Full awareness of what makes a good photo is essential in taking great photographs.
Why would anyone be interested in this photo and what elements can be included or excluded to make it truly great?
2. “ Your first 10,000 photographs are your worst. – Henri Cartier-Bresson
Do you know how many photos you have taken up until now? You will have to take thousands of pictures to reach a point where you can begin to evaluate them objectively. Looking upon your photos as if you were looking at them through someone else’s eyes is a good way to give yourself constructive criticism. Comparing your first photos with your most recent, do you see improvement? Do you remember how you loved some of your first photos – do you still love them or are they now not so good anymore?
3. “ Beauty can be seen in all things, seeing and composing the beauty is what separates the snapshot from the photograph. – Matt Hardy
You often don’t or can’t see beauty in the world until someone shows it to you. Take a look around you just now – even without moving from the computer. Can you see something in a new way, a different way of presenting something common? Just take a look again…
4. “ Nothing happens when you sit at home. I always make it a point to carry a camera with me at all times I just shoot at what interests me at that moment. – Elliott Erwitt
When the world is your canvas, so to speak, you need your tools with you to capture everything around you. Make a habit of always carrying a camera with you—you will never suffer the regret of wishing you had.

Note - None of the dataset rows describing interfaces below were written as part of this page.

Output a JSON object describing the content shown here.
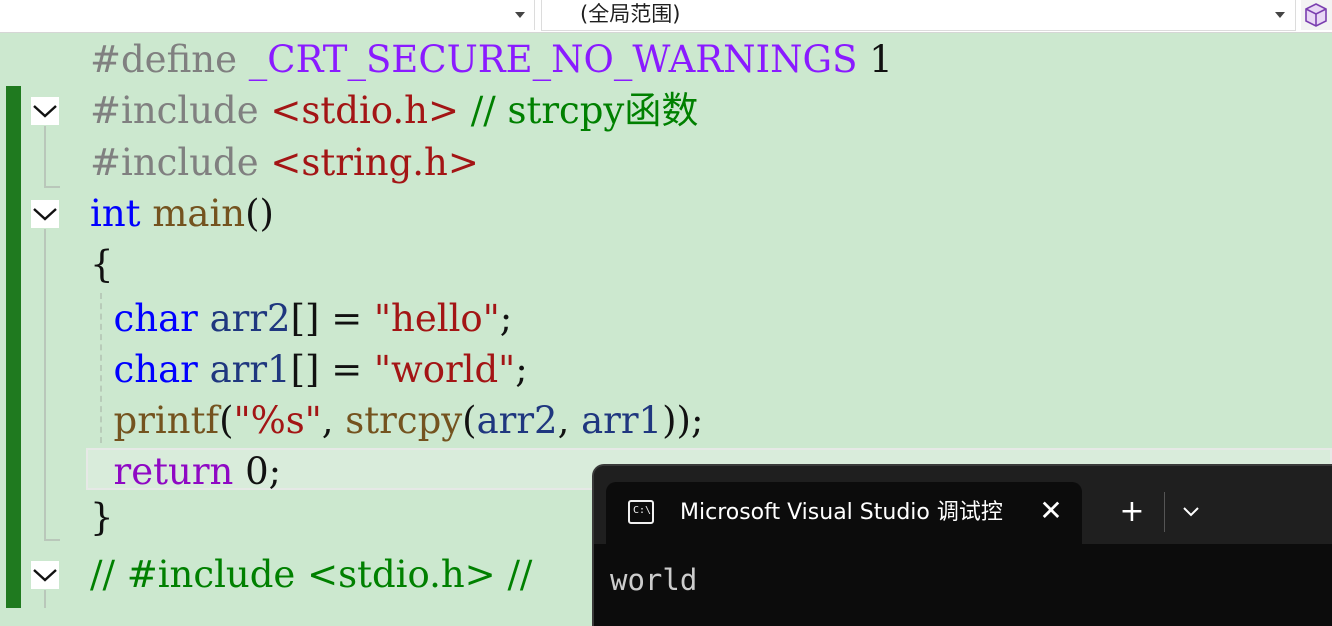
{
  "nav_bar": {
    "left_combo_value": "",
    "scope_combo_value": "(全局范围)"
  },
  "code": {
    "line1": {
      "directive": "#define",
      "macro": "_CRT_SECURE_NO_WARNINGS",
      "value": "1"
    },
    "line2": {
      "directive": "#include",
      "header": "<stdio.h>",
      "comment": "// strcpy函数"
    },
    "line3": {
      "directive": "#include",
      "header": "<string.h>"
    },
    "line4": {
      "type": "int",
      "func": "main",
      "parens": "()"
    },
    "line5": {
      "brace": "{"
    },
    "line6": {
      "type": "char",
      "var": "arr2",
      "rest": "[] = ",
      "string": "\"hello\"",
      "end": ";"
    },
    "line7": {
      "type": "char",
      "var": "arr1",
      "rest": "[] = ",
      "string": "\"world\"",
      "end": ";"
    },
    "line8": {
      "func": "printf",
      "open": "(",
      "fmt": "\"%s\"",
      "mid": ", ",
      "func2": "strcpy",
      "open2": "(",
      "arg1": "arr2",
      "comma": ", ",
      "arg2": "arr1",
      "close": "));"
    },
    "line9": {
      "keyword": "return",
      "value": "0",
      "end": ";"
    },
    "line10": {
      "brace": "}"
    },
    "line11": {
      "comment1": "// #include <stdio.h> //"
    }
  },
  "console": {
    "title": "Microsoft Visual Studio 调试控",
    "icon": "C:\\",
    "close_glyph": "✕",
    "new_tab_glyph": "+",
    "output_line1": "world"
  },
  "colors": {
    "editor_background": "#cce8cf",
    "change_bar": "#1f7a1f",
    "keyword": "#0000ff",
    "string": "#a31515",
    "comment": "#008000",
    "console_background": "#0c0c0c"
  }
}
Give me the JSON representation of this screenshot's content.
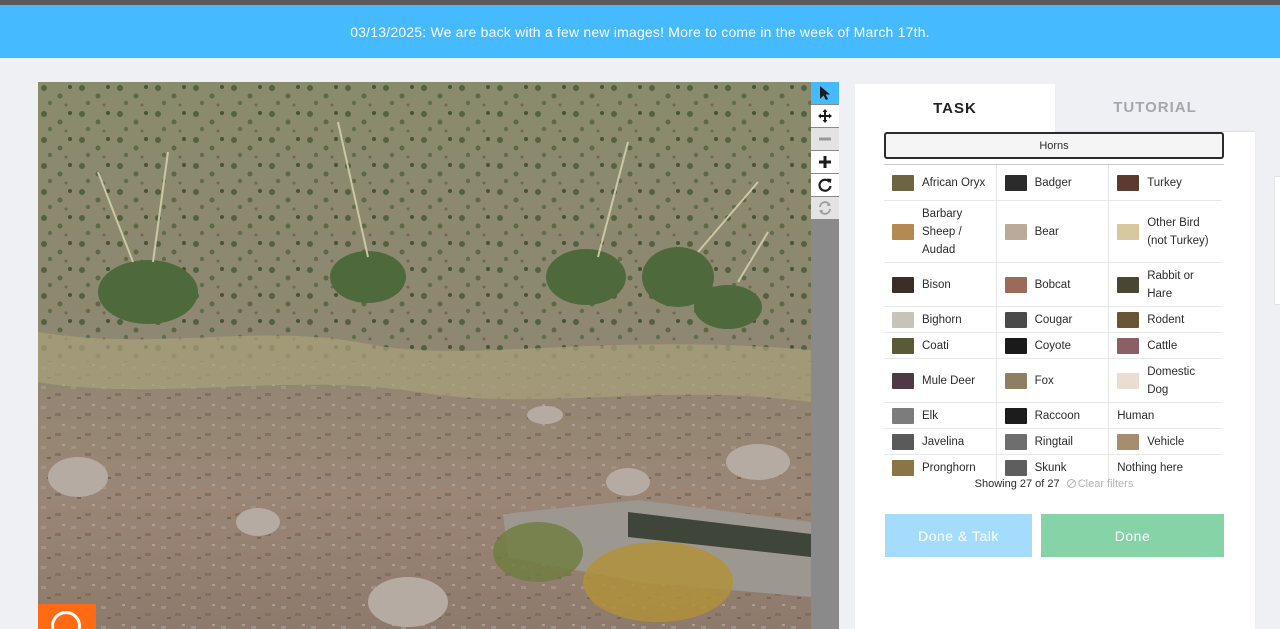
{
  "banner": {
    "text": "03/13/2025: We are back with a few new images! More to come in the week of March 17th."
  },
  "viewer": {
    "tools": [
      {
        "name": "pointer-icon",
        "state": "active"
      },
      {
        "name": "pan-icon",
        "state": "normal"
      },
      {
        "name": "zoom-out-icon",
        "state": "disabled"
      },
      {
        "name": "zoom-in-icon",
        "state": "normal"
      },
      {
        "name": "rotate-icon",
        "state": "normal"
      },
      {
        "name": "reset-icon",
        "state": "disabled"
      }
    ]
  },
  "task": {
    "tabs": {
      "task": "TASK",
      "tutorial": "TUTORIAL"
    },
    "filter_label": "Horns",
    "species": [
      [
        "African Oryx",
        "Badger",
        "Turkey"
      ],
      [
        "Barbary Sheep / Audad",
        "Bear",
        "Other Bird (not Turkey)"
      ],
      [
        "Bison",
        "Bobcat",
        "Rabbit or Hare"
      ],
      [
        "Bighorn",
        "Cougar",
        "Rodent"
      ],
      [
        "Coati",
        "Coyote",
        "Cattle"
      ],
      [
        "Mule Deer",
        "Fox",
        "Domestic Dog"
      ],
      [
        "Elk",
        "Raccoon",
        "Human"
      ],
      [
        "Javelina",
        "Ringtail",
        "Vehicle"
      ],
      [
        "Pronghorn",
        "Skunk",
        "Nothing here"
      ]
    ],
    "showing": "Showing 27 of 27",
    "clear_filters": "Clear filters",
    "done_talk": "Done & Talk",
    "done": "Done"
  },
  "colors": {
    "banner": "#45baff",
    "done_talk": "#a3dcfd",
    "done": "#86d3a8",
    "active_tool": "#45baff"
  }
}
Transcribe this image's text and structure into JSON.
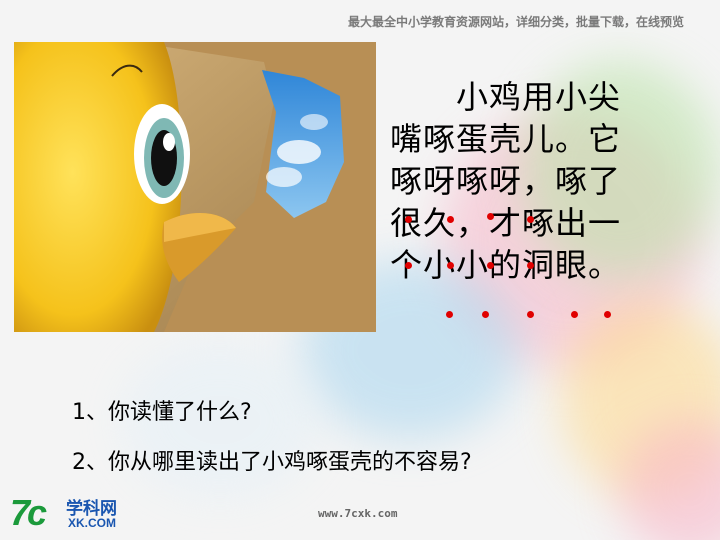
{
  "header": {
    "text": "最大最全中小学教育资源网站，详细分类，批量下载，在线预览"
  },
  "poem": {
    "lines": [
      "　　小鸡用小尖",
      "嘴啄蛋壳儿。它",
      "啄呀啄呀，啄了",
      "很久，才啄出一",
      "个小小的洞眼。"
    ]
  },
  "questions": [
    "1、你读懂了什么?",
    "2、你从哪里读出了小鸡啄蛋壳的不容易?"
  ],
  "logo": {
    "mark": "7c",
    "name": "学科网",
    "domain": "XK.COM"
  },
  "footer": {
    "url": "www.7cxk.com"
  },
  "colors": {
    "emphasis_dots": "#e00000",
    "logo_green": "#1b9a3b",
    "logo_blue": "#1a56b0"
  }
}
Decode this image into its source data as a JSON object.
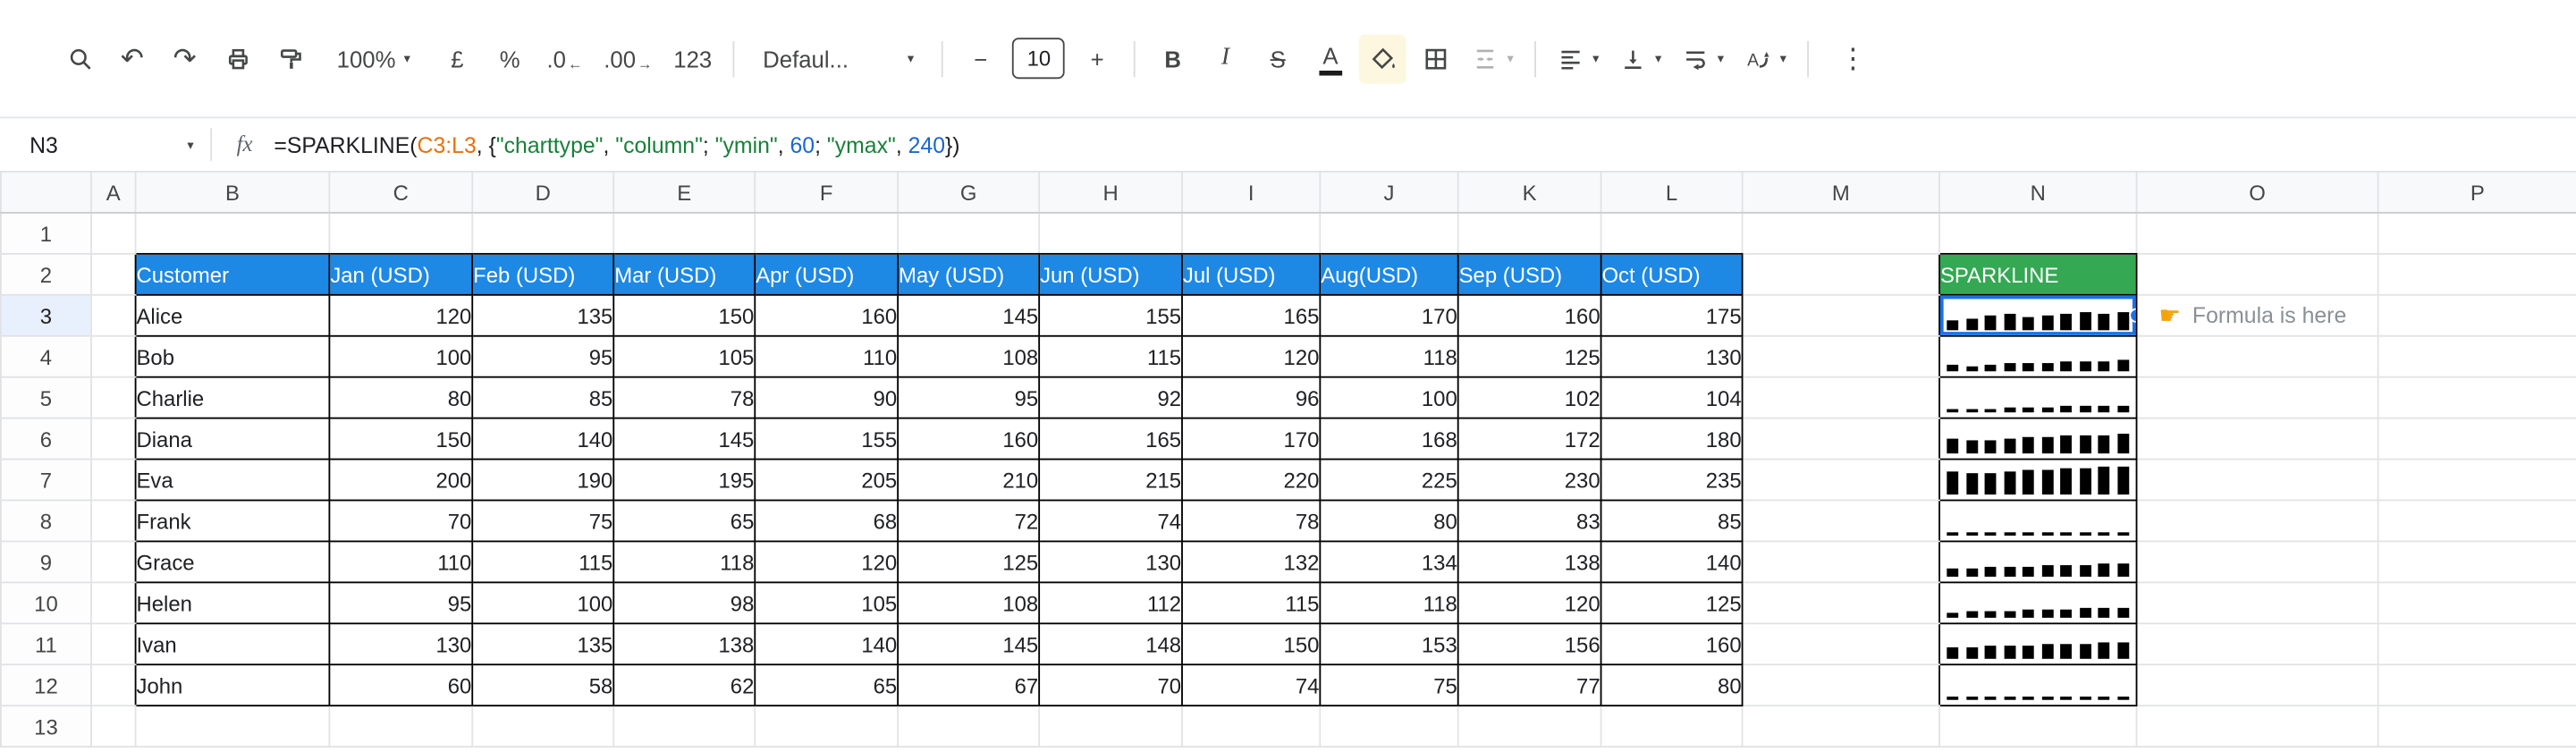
{
  "toolbar": {
    "zoom_value": "100%",
    "currency_label": "£",
    "percent_label": "%",
    "decrease_decimal_label": ".0",
    "increase_decimal_label": ".00",
    "number_format_label": "123",
    "font_value": "Defaul...",
    "minus_label": "−",
    "font_size_value": "10",
    "plus_label": "+",
    "bold_label": "B",
    "italic_label": "I",
    "strikethrough_label": "S",
    "text_color_label": "A",
    "more_label": "⋮",
    "icons": {
      "undo": "↶",
      "redo": "↷",
      "caret": "▾",
      "arrow_left": "←",
      "arrow_right": "→"
    }
  },
  "formula_bar": {
    "cell_ref": "N3",
    "fx_label": "fx",
    "colors": {
      "plain": "#202124",
      "range": "#e8710a",
      "string": "#188038",
      "number": "#1967d2"
    },
    "parts": [
      {
        "t": "=SPARKLINE(",
        "c": "plain"
      },
      {
        "t": "C3:L3",
        "c": "range"
      },
      {
        "t": ", {",
        "c": "plain"
      },
      {
        "t": "\"charttype\"",
        "c": "string"
      },
      {
        "t": ", ",
        "c": "plain"
      },
      {
        "t": "\"column\"",
        "c": "string"
      },
      {
        "t": "; ",
        "c": "plain"
      },
      {
        "t": "\"ymin\"",
        "c": "string"
      },
      {
        "t": ", ",
        "c": "plain"
      },
      {
        "t": "60",
        "c": "number"
      },
      {
        "t": "; ",
        "c": "plain"
      },
      {
        "t": "\"ymax\"",
        "c": "string"
      },
      {
        "t": ", ",
        "c": "plain"
      },
      {
        "t": "240",
        "c": "number"
      },
      {
        "t": "})",
        "c": "plain"
      }
    ]
  },
  "grid": {
    "column_letters": [
      "A",
      "B",
      "C",
      "D",
      "E",
      "F",
      "G",
      "H",
      "I",
      "J",
      "K",
      "L",
      "M",
      "N",
      "O",
      "P"
    ],
    "row_numbers": [
      1,
      2,
      3,
      4,
      5,
      6,
      7,
      8,
      9,
      10,
      11,
      12,
      13
    ],
    "selected_column": "N",
    "selected_row": 3,
    "selected_cell": "N3",
    "selection_color": "#1a73e8"
  },
  "table": {
    "header_bg": "#1e88e5",
    "headers": [
      "Customer",
      "Jan (USD)",
      "Feb (USD)",
      "Mar (USD)",
      "Apr (USD)",
      "May (USD)",
      "Jun (USD)",
      "Jul (USD)",
      "Aug(USD)",
      "Sep (USD)",
      "Oct (USD)"
    ],
    "rows": [
      {
        "customer": "Alice",
        "values": [
          120,
          135,
          150,
          160,
          145,
          155,
          165,
          170,
          160,
          175
        ]
      },
      {
        "customer": "Bob",
        "values": [
          100,
          95,
          105,
          110,
          108,
          115,
          120,
          118,
          125,
          130
        ]
      },
      {
        "customer": "Charlie",
        "values": [
          80,
          85,
          78,
          90,
          95,
          92,
          96,
          100,
          102,
          104
        ]
      },
      {
        "customer": "Diana",
        "values": [
          150,
          140,
          145,
          155,
          160,
          165,
          170,
          168,
          172,
          180
        ]
      },
      {
        "customer": "Eva",
        "values": [
          200,
          190,
          195,
          205,
          210,
          215,
          220,
          225,
          230,
          235
        ]
      },
      {
        "customer": "Frank",
        "values": [
          70,
          75,
          65,
          68,
          72,
          74,
          78,
          80,
          83,
          85
        ]
      },
      {
        "customer": "Grace",
        "values": [
          110,
          115,
          118,
          120,
          125,
          130,
          132,
          134,
          138,
          140
        ]
      },
      {
        "customer": "Helen",
        "values": [
          95,
          100,
          98,
          105,
          108,
          112,
          115,
          118,
          120,
          125
        ]
      },
      {
        "customer": "Ivan",
        "values": [
          130,
          135,
          138,
          140,
          145,
          148,
          150,
          153,
          156,
          160
        ]
      },
      {
        "customer": "John",
        "values": [
          60,
          58,
          62,
          65,
          67,
          70,
          74,
          75,
          77,
          80
        ]
      }
    ]
  },
  "sparkline": {
    "header": "SPARKLINE",
    "header_bg": "#34a853",
    "bar_color": "#000000",
    "ymin": 60,
    "ymax": 240
  },
  "annotation": {
    "pointer": "☛",
    "text": "Formula is here"
  }
}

5. “ Which of my photographs is my favorite? The one I’m going to take tomorrow. – Imogen Cunningham
Never be fully satisfied with what you’ve done.
Never stop photographing. It is very likely that your best photograph has not yet been captured.
6. “ You’ve got to push yourself harder. You’ve got to start looking for pictures nobody else could take. You’ve got to take the tools you have and probe deeper. – William Albert Allard
We are always looking for reasons for not taking good pictures. Cartier-Bresson used film camera, same lens, no flash, same shutter speed – he didn’t need the newest digital equipment to take great photos.
We all have access to some subjects that no one else has access to – look at your friends’ hobbies, the workplaces of friends and family, and any place you have access to to find a vision that comes uniquely from your access. Many people would dream of having the same access you have, and you might not have considered how valuable your access is.
7. “ If I saw something in my viewfinder that looked familiar to me, I would do something to shake it up. – Garry Winogrand
How often have you seen a photo that is missing something, thinking, “This is a good photo but I’d make it different somehow.”? Sometimes small things make a big difference. Don’t be afraid to shake things up.
8. “ I always thought good photos were like good jokes. If you have to explain it, it just isn’t that good. – Anonymous
Sometimes it is interesting to hear the story behind the photo and you see the photo in a new light. But in most cases a photo shouldn’t need a story to back it up. It has to speak for itself.
9. “ Twelve significant photographs in any one year is a good crop. – Ansel Adams
Even one of the masters in photography, Ansel Adams, didn’t expect to get more than 12 great photographs each year.
How can anyone expect more?
Take a look at your last year in photos – do you really see 12 photos that stand out from the rest?
10. “It can be a trap of the photographer to think that his or her best pictures were the ones that were hardest to get. – Timothy Allen – On editing photos
Editing photos can often be the most difficult but also the most satisfying part. Sometimes taking a quick look at all the photos and then going away for a while before taking a closer look lends a fresh eye to your viewing. You may see things you did not notice previously. Stepping away from the mass of photos can make certain images stand out in your mind’s eye, leaving a memorable impression that can characterize a good photo.
Virgile Simon Bertrand – featured photographer
August 10, 2014Posted by on
Virgil Simon Bertrand, I can tell you very little about this photographer as his information is remarkably sketchy, even so he makes good pictures. Here is a link to his web site